This section is from the book "The Law Of Contracts", by William Herbert Page. Also available from Amazon: Commercial Contracts: A Practical Guide to Deals, Contracts, Agreements and Promises.
By its terms this clause of the Constitution provides that "no state " shall pass the laws in question. It does not, therefore, restrict the power of the United States government.1 If in the exercise of its authority, the United States passes an act otherwise constitutional which impairs the obligation of contracts, such act is not on that account objectionable. Thus a federal bankrupt act which discharges debts existing before its passage,2 an act affecting the medium of payment of past debts,3 or an act regulating interstate commerce, which avoids preexisting contracts,4 are each valid. Whether this clause applies to territories or the District of Columbia is a question still in doubt.5 On the one hand, it seems that Congress, having itself power to pass laws impairing the obligation of contracts and having power to create territorial governments instead of legislating for the territories directly, could bestow such power upon the territory if it pleased. On the other hand, it seems absurd to hold that a territory has in this regard greater power than a state. This clause undoubtedly applies to the states of the union while members of the union,6 even if they are actually in a state of rebellion,7 but it does nut apply to the states of the union before the formation of the union,8 nor to independent states before their admission to the union.9 It also applies to public corporations such as municipalities created by the states for governmental purposes.10 This clause has no application to foreign governments. If their laws determine the validity of a contract upon which an action is brought in our courts,11 effect must be given even to statutes which impair the obligation of contracts. Thus an act of the Parliament of Canada12 is not made invalid by this clause of the Federal Constitution.
1 Juilliard v. Greenman, 110 TJ. S. 421; Legal Tender Cases, 12 Wall. (U. S.) 457; Evsns-Snider-Buel Co. V. McFadden, 105 Fed. 293; 44 C. C. A. 494; 58 L. R- A. 900; Ansley v. Ainsworth. - Ind. Ter. - ; 69 S. W. 884; Hopkins v. Jones, 22 Ind. 310; Fitzgerald v. Ry., 63 Vt. 169; 13 L. R. A. 70; 22 Atl. 76.
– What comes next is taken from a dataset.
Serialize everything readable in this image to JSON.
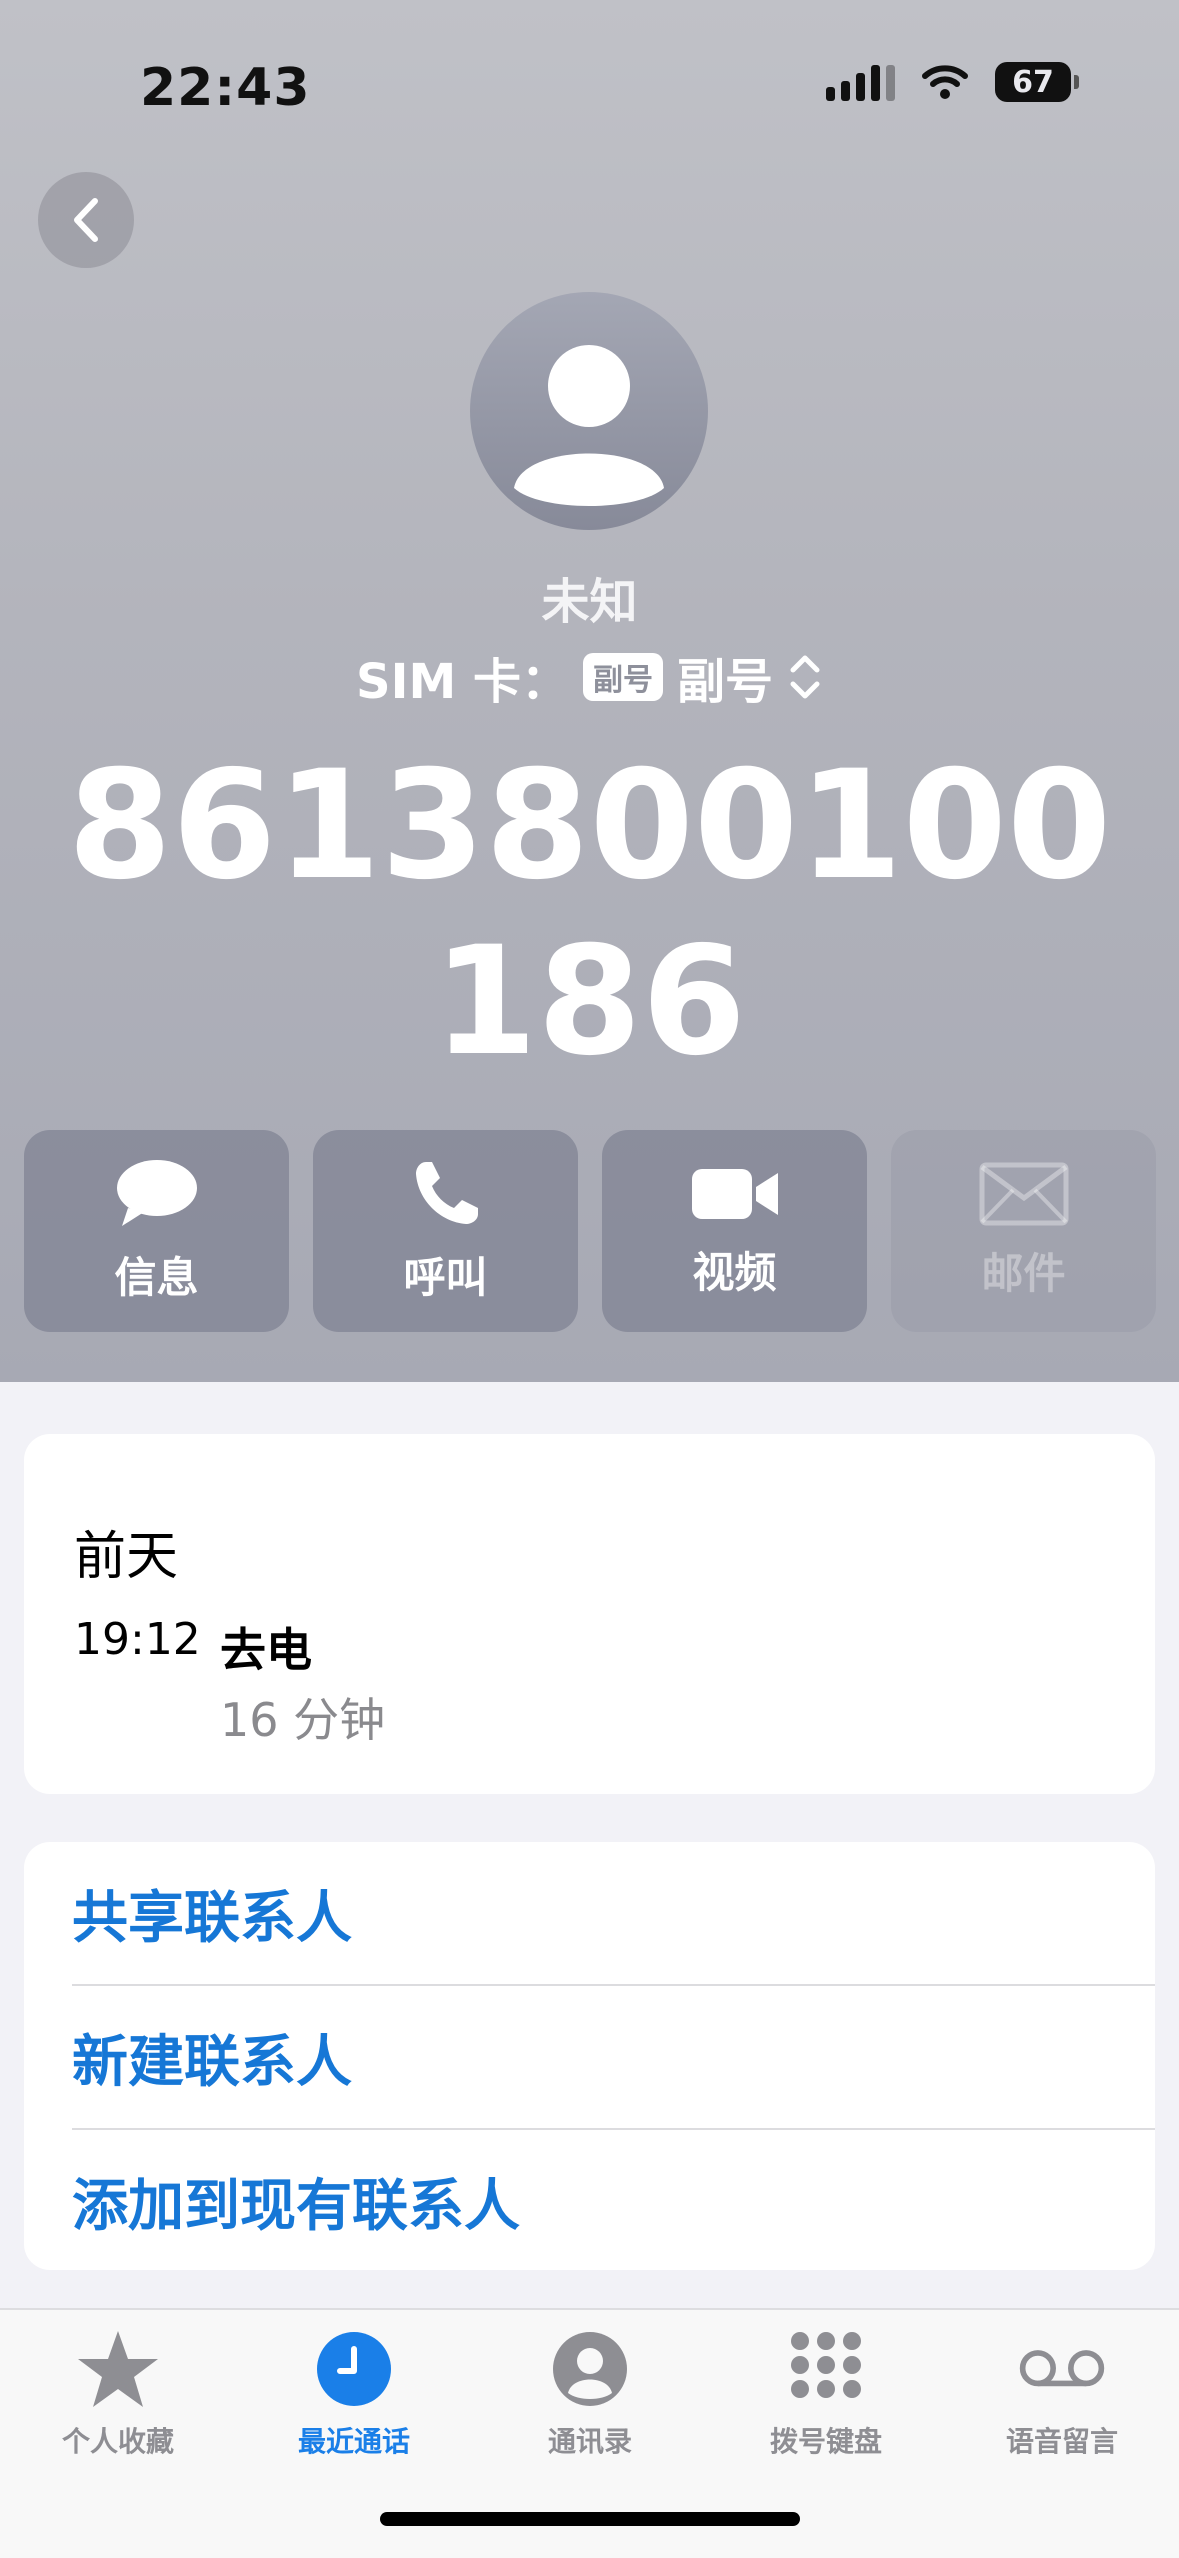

2 In re Herrman. 106 Fed. 987; 46 C. C. A. 77; affirming 102 Fed. 753; Loud v. Pierce, 25 Me. 233; Cutter v. Folsom, 17 N. H. 139.
3 Legal Tender Cases, 12 Wall. (U. S.) 457.
4 Fitzgerald v. Ry., 63 Vt. 169; 13 L. R. A. 70; 22 Atl. 76.
5 Thus in Hanford v. Davies, 163 U. S. 273, the court held that "even if it were assumed that the constitutional provision in question applied to the legislative enactments of a territory," the judgment of a territorial court was not a " law" in this sense.
6 Los Angeles v. Water Co., 177 U. S. 558; Houston, etc.. Ry v. Texas, 170 U. S. 243: Mobile, etc., R. R. v. Tennessee, 153 U. S. 486; Bier v. MeGehee, 148 U. S. 137.